Ahem. Where was I? Oh, yes, frothing. Well, anyway. Newspaper goes under door, pencil goes under hole, angel goes to get a really big bandage, and Hugo is free. On the other side is Great Uncle Horace, just ambling around. “Oh, there you are, my boy!” he says, oblivious to all the fuss elsewhere. “Where on earth have you been hiding, eh? I’ve been searching high and low for you! I’ve a favor to ask. I’ve been rehearsing my new play up in the study with your cousin Harry, trouble is, Hugo, we’re a bit stuck on the murder scene. I play the victim and Harry plays the murderer, but we need someone to play the part of the investigator. I was rather hoping you’d help!”
And that’s it. The End. Not so much a shaggy dog story as a rabid naked mole rat.
What a terrible, terrible excuse for an adventure.
It’s not like adventures had never actually done murder mysteries before. Sierra’s The Colonel’s Bequest stands out as an example that actually pulled it off, despite some dreadful puzzles and logical gaps. Whodunit is far, far too lazy for that though, preferring instead to waste time and pull whatever it feels like out of its increasingly chafed ass. A genie who wants a mouldy banana, indeed…

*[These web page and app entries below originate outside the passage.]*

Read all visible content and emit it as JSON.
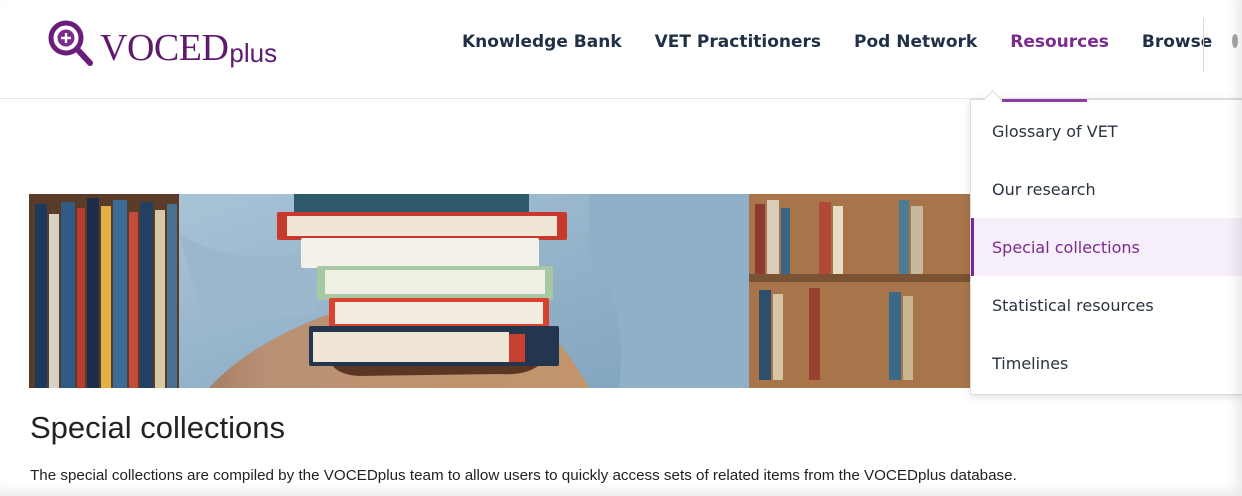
{
  "header": {
    "logo": {
      "main": "VOCED",
      "suffix": "plus",
      "icon": "magnifier-plus-icon",
      "color": "#5e1a6e"
    },
    "nav": [
      {
        "label": "Knowledge Bank",
        "active": false
      },
      {
        "label": "VET Practitioners",
        "active": false
      },
      {
        "label": "Pod Network",
        "active": false
      },
      {
        "label": "Resources",
        "active": true
      },
      {
        "label": "Browse",
        "active": false
      }
    ],
    "active_color": "#7b2a8e",
    "text_color": "#1f3047"
  },
  "dropdown": {
    "items": [
      {
        "label": "Glossary of VET",
        "active": false
      },
      {
        "label": "Our research",
        "active": false
      },
      {
        "label": "Special collections",
        "active": true
      },
      {
        "label": "Statistical resources",
        "active": false
      },
      {
        "label": "Timelines",
        "active": false
      }
    ],
    "highlight_bg": "#f6eef9",
    "accent": "#8a3fa1"
  },
  "main": {
    "hero_image": "books-stack-library-photo",
    "title": "Special collections",
    "intro": "The special collections are compiled by the VOCEDplus team to allow users to quickly access sets of related items from the VOCEDplus database."
  }
}
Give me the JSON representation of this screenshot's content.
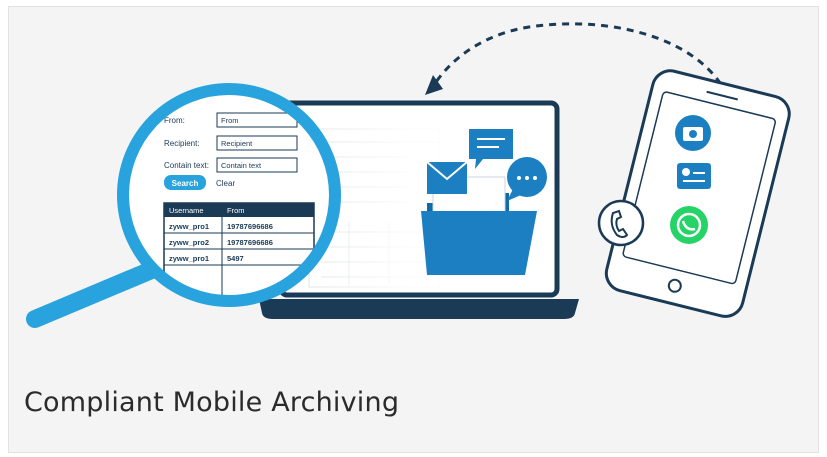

The worst part though is when you look back on it from Penelope’s point of view. Not only does she just end up looking like a fool for calling the police out for a murder that didn’t actually happen—something Harry could just have told her, but opted to let herself completely humiliate herself over—getting to that point involves being nearly stung to death, eaten by killer plants, sexually assaulted by the gardener, exterminated by a Dalek, and actually being bitten by a king cobra. She also risked murdering an old man herself in pursuit of justice, so could very easily end up spending the next decade of her life in Holloway.
This is not a good day! And to find that the entire thing was all for nothing? Somehow I suspect that the only reason we cut to a The End is that she spent the next few hours in a pair of steel-capped boots, ensuring none of Hugo’s hideous family could ever breed again. Especially Hugo.
Anyway, here’s the full adventure, mostly to prove I didn’t make anything up.
If you’re wondering how the story ends though, here’s a longplay of the third and final part of the series, Jungle of Doom. It offered much better graphics than its predecessors, but not a lot of actual fun.
As you can see by the runtime, it’s short, mostly because this time it loses interest in itself almost immediately rather than waiting ten minutes or so. After this and Nitemare 3D, Hugo’s designer gave up on the series entirely, opting to make jigsaw games instead.